- _Problem description_: Please retype the records that appear below, exactly and in full.

- _Given entries_:
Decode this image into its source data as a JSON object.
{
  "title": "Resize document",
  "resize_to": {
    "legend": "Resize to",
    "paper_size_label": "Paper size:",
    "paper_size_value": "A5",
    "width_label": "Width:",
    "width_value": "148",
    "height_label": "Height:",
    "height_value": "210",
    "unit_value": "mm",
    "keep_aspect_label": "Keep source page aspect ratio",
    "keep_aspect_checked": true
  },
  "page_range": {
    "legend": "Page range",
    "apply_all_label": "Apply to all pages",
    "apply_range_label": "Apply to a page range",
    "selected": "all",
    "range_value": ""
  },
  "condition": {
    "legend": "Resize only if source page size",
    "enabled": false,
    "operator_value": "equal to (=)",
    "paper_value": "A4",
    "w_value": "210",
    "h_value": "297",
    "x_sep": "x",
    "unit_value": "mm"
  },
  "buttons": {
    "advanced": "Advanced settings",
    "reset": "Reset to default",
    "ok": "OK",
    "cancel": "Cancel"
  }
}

- _The answer_:
Decode this image into its source data as a JSON object.
{
  "title": "Resize document",
  "resize_to": {
    "legend": "Resize to",
    "paper_size_label": "Paper size:",
    "paper_size_value": "A5",
    "width_label": "Width:",
    "width_value": "148",
    "height_label": "Height:",
    "height_value": "210",
    "unit_value": "mm",
    "keep_aspect_label": "Keep source page aspect ratio",
    "keep_aspect_checked": true
  },
  "page_range": {
    "legend": "Page range",
    "apply_all_label": "Apply to all pages",
    "apply_range_label": "Apply to a page range",
    "selected": "all",
    "range_value": ""
  },
  "condition": {
    "legend": "Resize only if source page size",
    "enabled": false,
    "operator_value": "equal to (=)",
    "paper_value": "A4",
    "w_value": "210",
    "h_value": "297",
    "x_sep": "x",
    "unit_value": "mm"
  },
  "buttons": {
    "advanced": "Advanced settings",
    "reset": "Reset to default",
    "ok": "OK",
    "cancel": "Cancel"
  }
}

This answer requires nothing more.